◆ WHAT THE TASK ASKS ◆
Copy out every line of the data that has the word "this" somewhere in it.

(Data records for software interfaces)

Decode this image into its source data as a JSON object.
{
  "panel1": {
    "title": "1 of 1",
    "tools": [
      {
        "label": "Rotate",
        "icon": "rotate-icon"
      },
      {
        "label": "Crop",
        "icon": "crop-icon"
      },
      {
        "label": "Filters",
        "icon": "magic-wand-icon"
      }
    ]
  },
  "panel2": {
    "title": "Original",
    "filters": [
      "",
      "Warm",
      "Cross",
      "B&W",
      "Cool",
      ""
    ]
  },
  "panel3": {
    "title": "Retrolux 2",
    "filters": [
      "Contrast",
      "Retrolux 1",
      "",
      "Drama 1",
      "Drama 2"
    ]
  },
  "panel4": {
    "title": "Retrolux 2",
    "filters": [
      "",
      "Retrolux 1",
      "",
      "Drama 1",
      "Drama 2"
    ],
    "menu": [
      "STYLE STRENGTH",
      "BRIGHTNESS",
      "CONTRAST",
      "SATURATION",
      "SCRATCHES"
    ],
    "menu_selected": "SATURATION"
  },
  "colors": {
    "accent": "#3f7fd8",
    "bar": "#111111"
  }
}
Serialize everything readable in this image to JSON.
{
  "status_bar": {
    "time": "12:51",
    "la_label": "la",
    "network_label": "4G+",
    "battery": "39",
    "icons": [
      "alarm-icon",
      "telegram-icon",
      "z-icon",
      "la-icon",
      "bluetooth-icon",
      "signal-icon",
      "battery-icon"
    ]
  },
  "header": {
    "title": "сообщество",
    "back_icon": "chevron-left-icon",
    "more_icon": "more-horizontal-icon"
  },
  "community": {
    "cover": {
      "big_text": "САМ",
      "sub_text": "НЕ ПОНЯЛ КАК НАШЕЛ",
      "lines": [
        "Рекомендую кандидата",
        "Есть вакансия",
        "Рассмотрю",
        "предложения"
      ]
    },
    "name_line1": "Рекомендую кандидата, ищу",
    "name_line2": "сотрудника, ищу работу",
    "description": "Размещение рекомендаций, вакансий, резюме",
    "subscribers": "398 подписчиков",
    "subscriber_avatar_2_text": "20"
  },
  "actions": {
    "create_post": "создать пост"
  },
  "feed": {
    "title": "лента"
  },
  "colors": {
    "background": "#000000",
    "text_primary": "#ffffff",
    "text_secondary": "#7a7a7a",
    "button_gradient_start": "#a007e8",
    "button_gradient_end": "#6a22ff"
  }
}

◆ RESPONSE AREA ◆
Decode this image into its source data as a JSON object.
Serialize everything readable in this image to JSON.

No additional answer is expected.